Want to revolutionize education? Teach and encourage entrepreneurship.
Earlier this year I was invited to speak at a robotics conference in a renown Chinese university. As I was led by a student to the auditorium, I passed by many glass-walled classrooms, each can hold about 30 students. Instead of seeing neatly organized desks and chairs, these medium size rooms are full of chaotically scattered instruments, cables and spare parts. Clearly somebody was making something.
“Are these classrooms?” I casually inquired.
“No, they are startups.” The student replied.
“Startups?” I was intrigued. “Funded by whom?”
Wow! The student’s nonchalant answers struck me like a two-by-four. After further questioning, I learned that this professor helps grad and undergrad students run real startups using classroom space, and allows students earn college credits doing it.
“What a concept!” I thought to myself.
Imagine students solving real problems, applying what they know, learning what they still need to know from classes and gobs of online materials, and most importantly, motivated by a dream of becoming the next Facebook or Google. When I interacted with these students, they asked not only technical questions, but also those related to solution cost, market trends, and ecosystem.
I left amazed, enlightened and a little sad–we Americans have schools with clean whiteboards, beautifully decorated classrooms, friendliest teachers who can teach the what and the how–but are we teaching them the whys? Are we showing them the big picture? Are we limiting them by thinking they are too young to do what we can do? Are we expecting too little? If we don’t motivate our young to dream big their only remaining motivation is to please their parents or stroke their own ego. We can do better.
Entrepreneurship does not separate learning from application; it does not separate the whats and the hows from the whys. It is about seeing the whole picture.
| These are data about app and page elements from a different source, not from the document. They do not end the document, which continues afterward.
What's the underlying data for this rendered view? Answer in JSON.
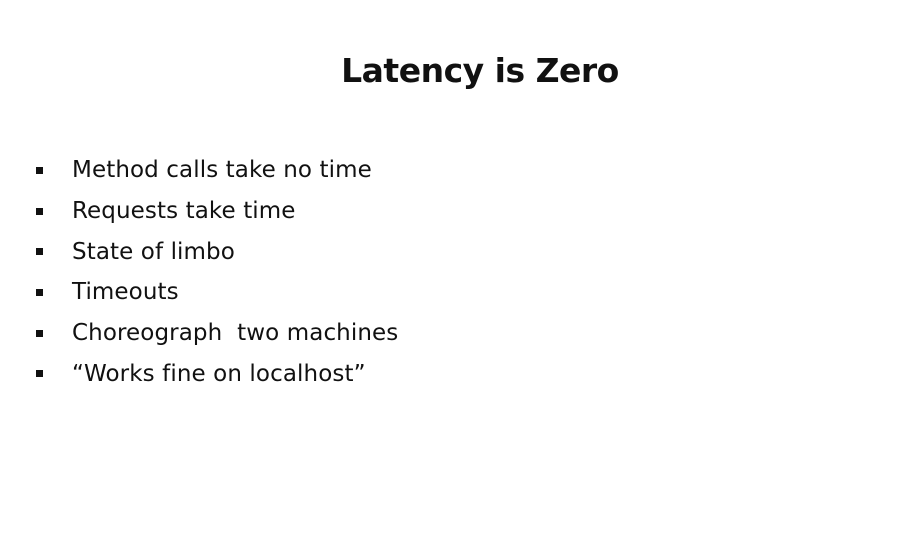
{
  "slide": {
    "title": "Latency is Zero",
    "bullets": [
      "Method calls take no time",
      "Requests take time",
      "State of limbo",
      "Timeouts",
      "Choreograph  two machines",
      "“Works fine on localhost”"
    ],
    "bullet_marker": "square"
  }
}
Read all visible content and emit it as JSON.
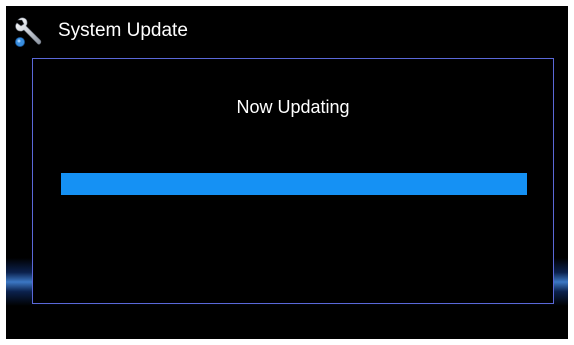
{
  "header": {
    "icon": "wrench-icon",
    "title": "System Update"
  },
  "dialog": {
    "message": "Now Updating",
    "progress": 1.0,
    "accent_color": "#1591f4",
    "border_color": "#5a68d8"
  }
}
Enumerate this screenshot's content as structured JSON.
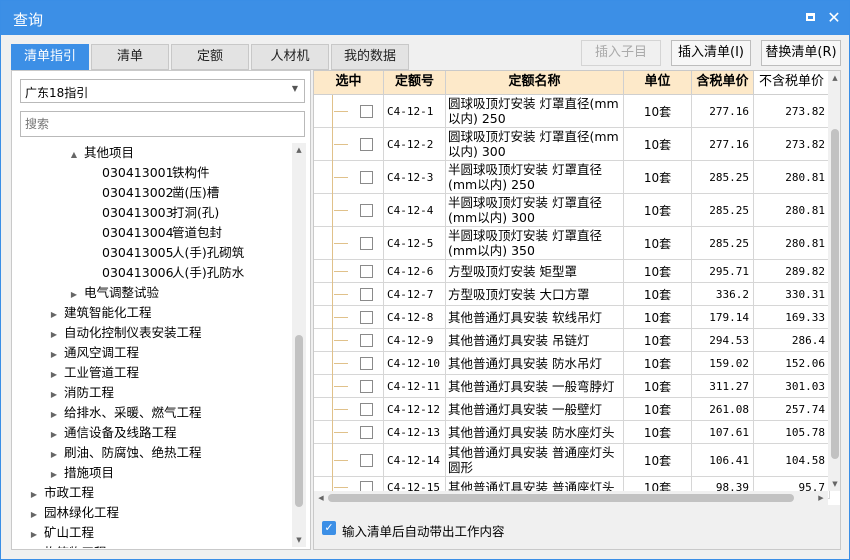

Imagine our students learn and think like entrepreneurs, classroom materials will come alive, innovation will become abundant, and our youths will be so far ahead.
(The above article is solely the expressed opinion of the author and does not necessarily reflect the position of his current and past associations)